Sullivan Meyer ’24

Major

Civil and Environmental Engineering

Project Title

Community Attitudes to Large-scale Renewable Energy Deployment in Net-Zero America Scenarios

Certificate(s): Architecture and Engineering

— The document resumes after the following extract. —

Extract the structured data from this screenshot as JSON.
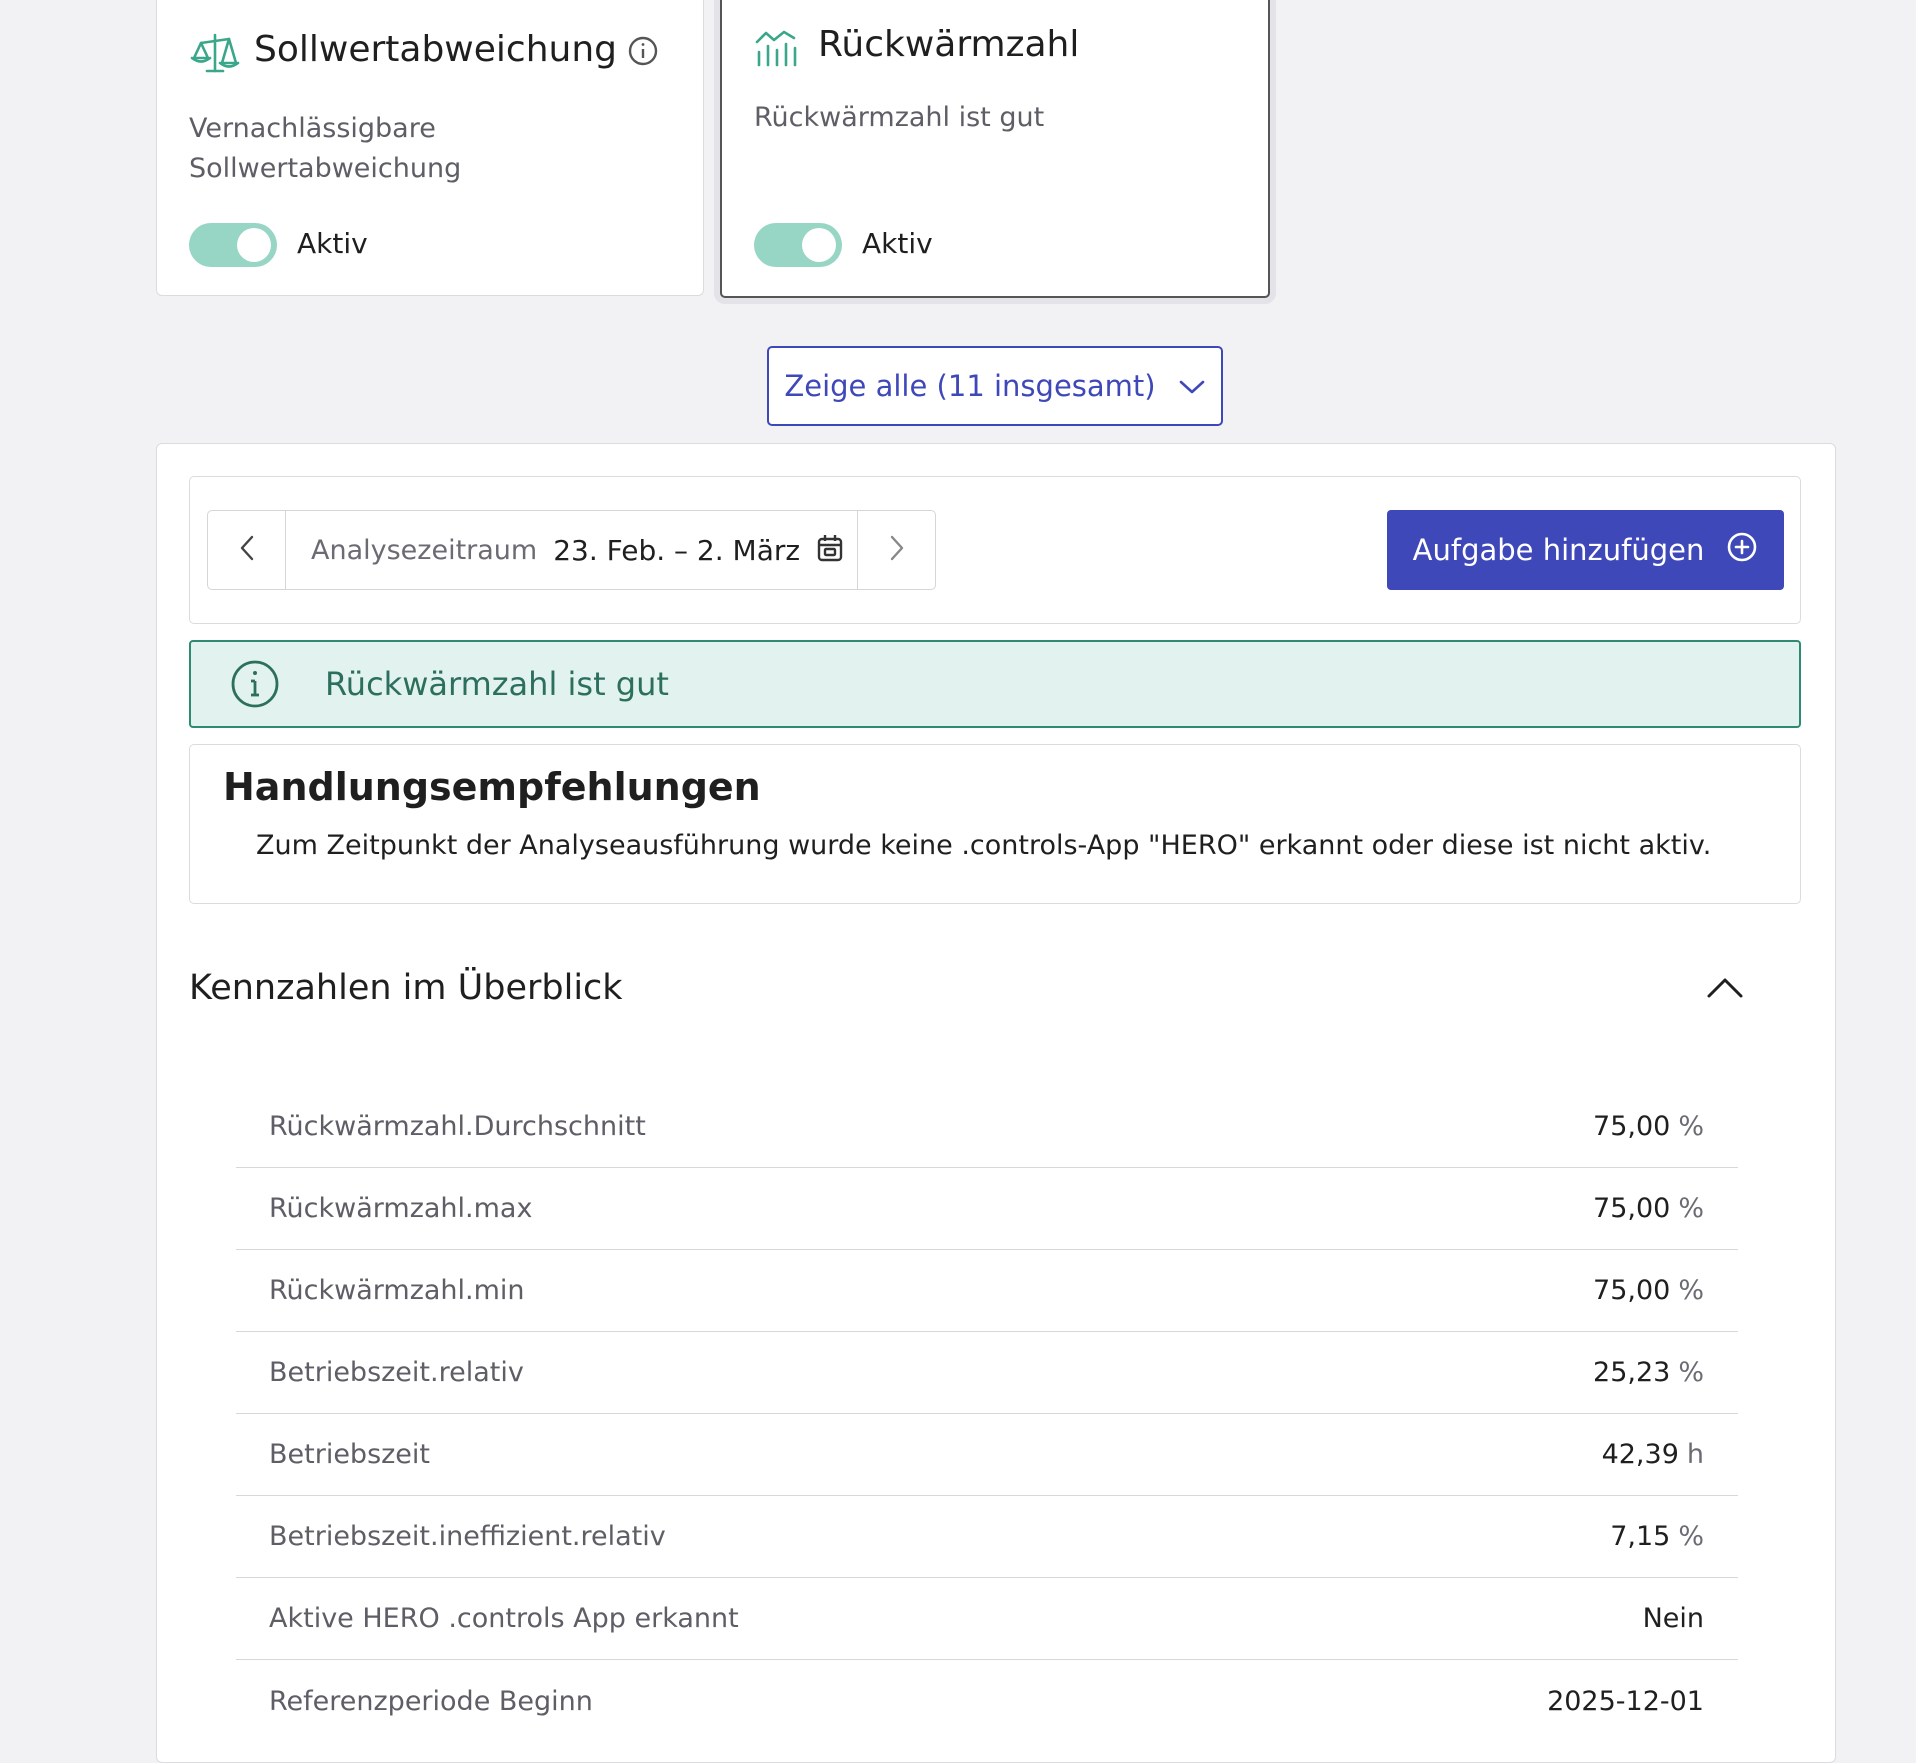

The Princeton Net-Zero America (NZA) project analyzed existing technologies, natural resources and economic contexts to identify five cost-optimizing pathways for America to reach net-zero carbon emissions by 2050. As we know, however, change in America rarely comes in its most cost-efficient form. Market incumbents, entrenched political actors and other social forces also constrain our country’s path to progress. My team’s goal was to identify what these forces may be and begin assessing how they could influence NZA scenarios. The first half of my summer was devoted to conducting a literature review of studies that have examined the sociopolitical barriers to renewable-energy development and to compiling data on energy, politics, policies and demographics. I spent the second half of my internship summarizing those findings in a series of reports on 11 states identified as particularly important to the net-zero transition. I learned about social science research, data collection and management, and various quantitative analysis techniques. I hope to one day work in politics, policy or engineering where I can help segue the findings of projects such as this into tangible change.



Internship Year

2021

Project Category

Innovation and a New Energy Future

Organization(s)

Behavioral Science for Policy Lab, Princeton University

Mentor(s)

Elke Weber, Gerhard R. Andlinger Professor in Energy and the Environment, Professor of Psychology and Public Affairs; Johanna Matt-Navarro, Research Lab Manager, Andlinger Center for Energy and the Environment; Sara Constantino, Postdoctoral Research Associate, Princeton School of Public and International Affairs and the Program in Science, Technology and Environmental Policy, and Lecturer in the High Meadows Environmental Institute; Elisabeth Krueger, Postdoctoral Research Associate and Lecturer, High Meadows Environmental Institute; Jordana Composto, Ph.D. candidate, Psychology